Your goal
Report each line of the records where "date" occurs.
── Source data ──
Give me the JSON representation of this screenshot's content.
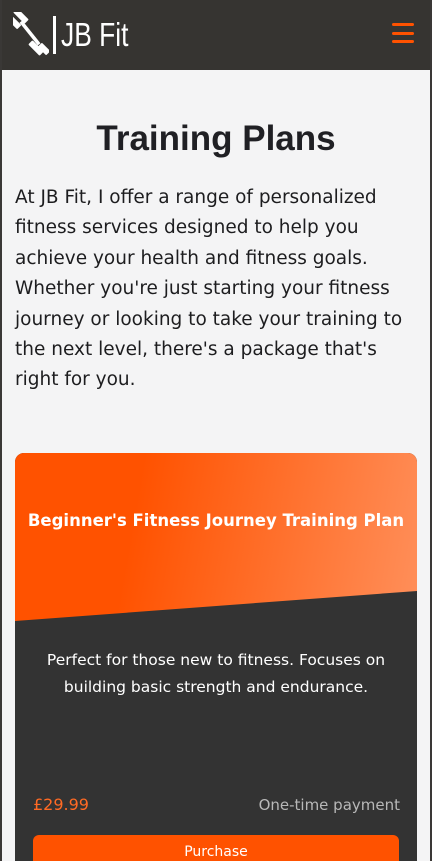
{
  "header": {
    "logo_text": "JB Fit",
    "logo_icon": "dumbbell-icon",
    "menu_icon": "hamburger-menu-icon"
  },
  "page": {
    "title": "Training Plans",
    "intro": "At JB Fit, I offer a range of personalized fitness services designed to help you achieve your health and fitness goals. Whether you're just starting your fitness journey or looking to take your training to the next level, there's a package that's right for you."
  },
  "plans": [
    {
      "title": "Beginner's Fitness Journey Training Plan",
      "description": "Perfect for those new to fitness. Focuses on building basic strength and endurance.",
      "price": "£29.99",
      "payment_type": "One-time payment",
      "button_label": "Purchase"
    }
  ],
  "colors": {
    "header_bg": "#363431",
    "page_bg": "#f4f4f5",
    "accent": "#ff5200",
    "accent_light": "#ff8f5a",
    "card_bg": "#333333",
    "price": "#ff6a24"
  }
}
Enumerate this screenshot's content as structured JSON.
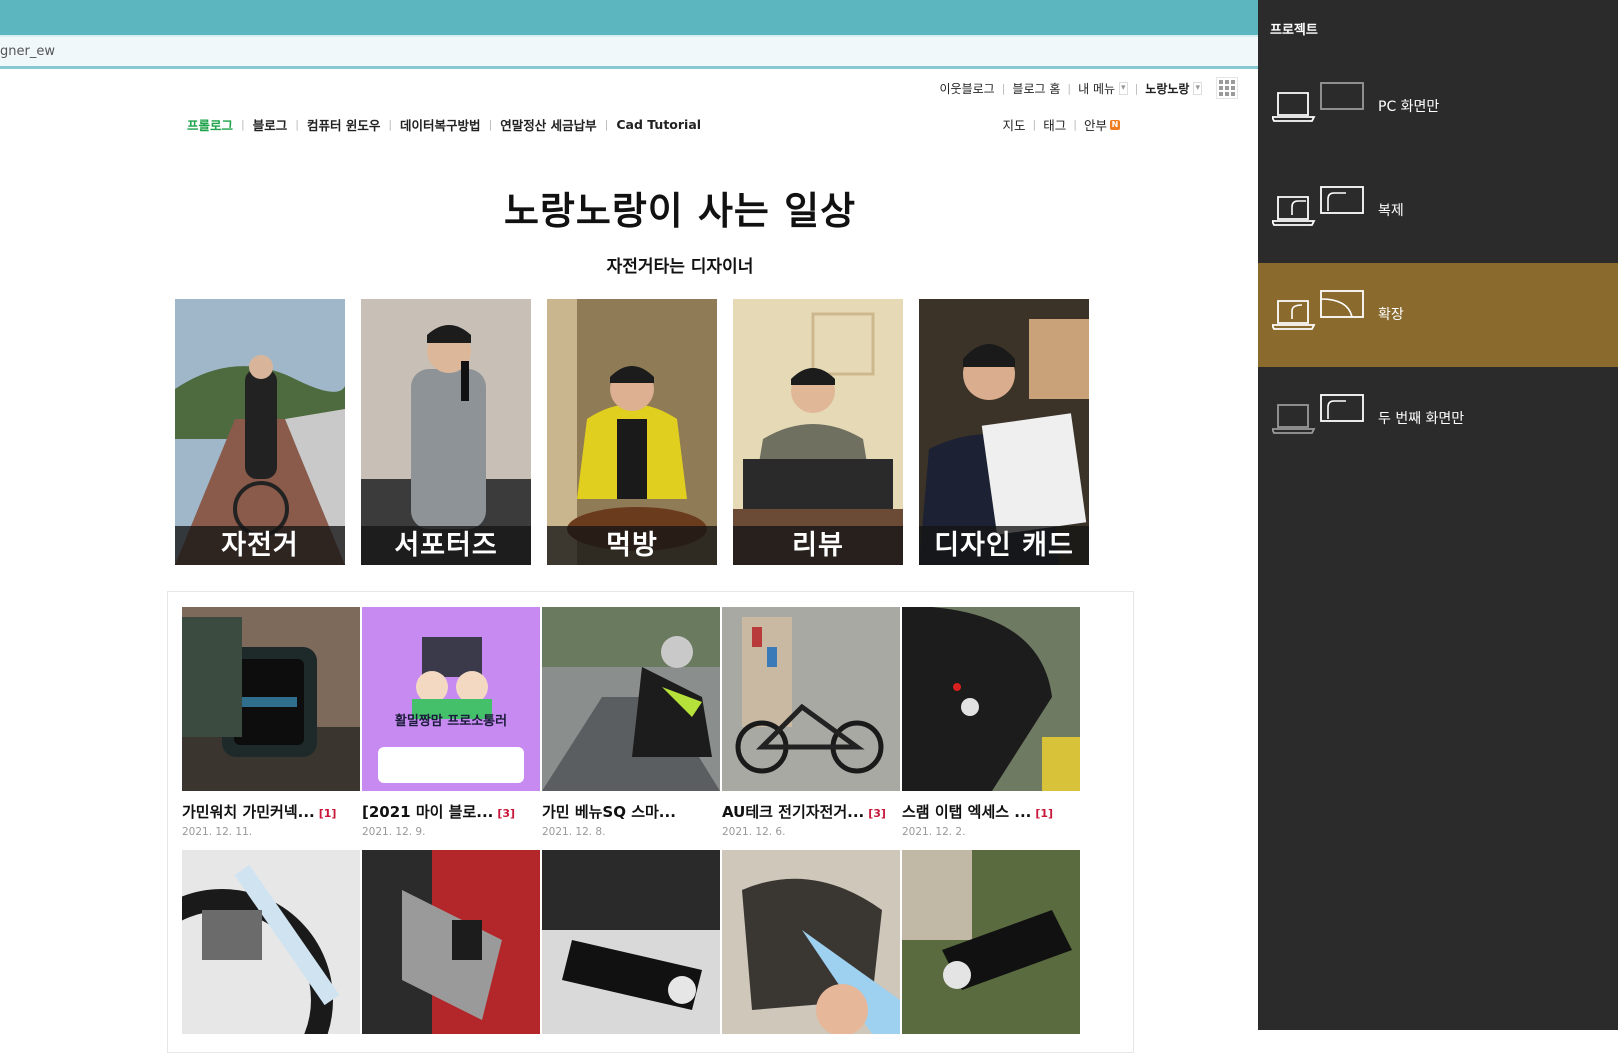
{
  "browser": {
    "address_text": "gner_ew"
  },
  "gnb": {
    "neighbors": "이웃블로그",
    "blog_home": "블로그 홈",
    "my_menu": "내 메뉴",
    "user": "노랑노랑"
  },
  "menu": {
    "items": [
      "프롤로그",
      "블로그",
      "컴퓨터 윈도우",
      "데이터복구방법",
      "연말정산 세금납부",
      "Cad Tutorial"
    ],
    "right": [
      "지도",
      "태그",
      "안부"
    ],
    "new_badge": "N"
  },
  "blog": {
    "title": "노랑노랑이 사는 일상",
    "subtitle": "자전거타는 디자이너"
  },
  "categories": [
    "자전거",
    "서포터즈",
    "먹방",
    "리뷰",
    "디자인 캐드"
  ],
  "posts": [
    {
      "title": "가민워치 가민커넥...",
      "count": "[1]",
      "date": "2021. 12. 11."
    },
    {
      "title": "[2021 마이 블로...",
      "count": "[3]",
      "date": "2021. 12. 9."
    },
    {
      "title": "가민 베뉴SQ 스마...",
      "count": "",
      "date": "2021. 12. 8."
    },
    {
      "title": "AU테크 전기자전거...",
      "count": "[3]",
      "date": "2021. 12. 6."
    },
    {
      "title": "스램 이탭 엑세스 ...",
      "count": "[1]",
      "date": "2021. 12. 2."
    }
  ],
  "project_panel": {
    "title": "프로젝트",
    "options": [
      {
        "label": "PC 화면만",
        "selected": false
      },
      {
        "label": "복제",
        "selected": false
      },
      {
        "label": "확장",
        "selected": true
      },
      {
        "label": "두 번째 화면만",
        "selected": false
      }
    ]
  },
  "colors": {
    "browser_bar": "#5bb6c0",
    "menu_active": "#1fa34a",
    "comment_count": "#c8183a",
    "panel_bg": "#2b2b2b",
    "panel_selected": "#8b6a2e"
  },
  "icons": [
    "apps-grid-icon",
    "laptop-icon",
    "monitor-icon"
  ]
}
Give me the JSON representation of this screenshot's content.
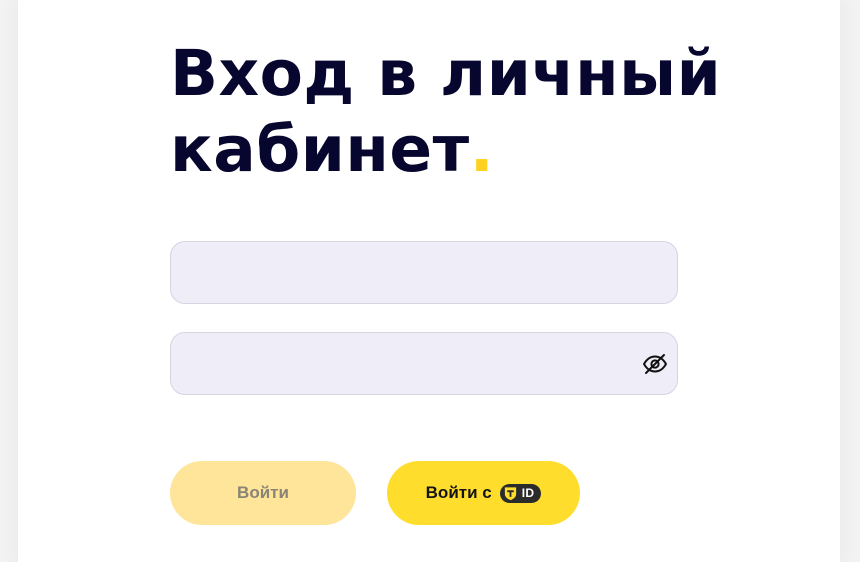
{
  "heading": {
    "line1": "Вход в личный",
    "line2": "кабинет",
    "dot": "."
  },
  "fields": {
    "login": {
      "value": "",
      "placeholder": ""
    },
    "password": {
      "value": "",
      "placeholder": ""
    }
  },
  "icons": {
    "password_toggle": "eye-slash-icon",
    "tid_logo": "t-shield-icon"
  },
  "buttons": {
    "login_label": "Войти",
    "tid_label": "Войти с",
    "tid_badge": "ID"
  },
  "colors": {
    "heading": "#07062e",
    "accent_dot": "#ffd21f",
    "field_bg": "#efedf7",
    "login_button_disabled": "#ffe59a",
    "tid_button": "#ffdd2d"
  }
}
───
Output for this exercise
      "date": "2021. 12. 11."
      "date": "2021. 12. 9."
      "date": "2021. 12. 8."
      "date": "2021. 12. 6."
      "date": "2021. 12. 2."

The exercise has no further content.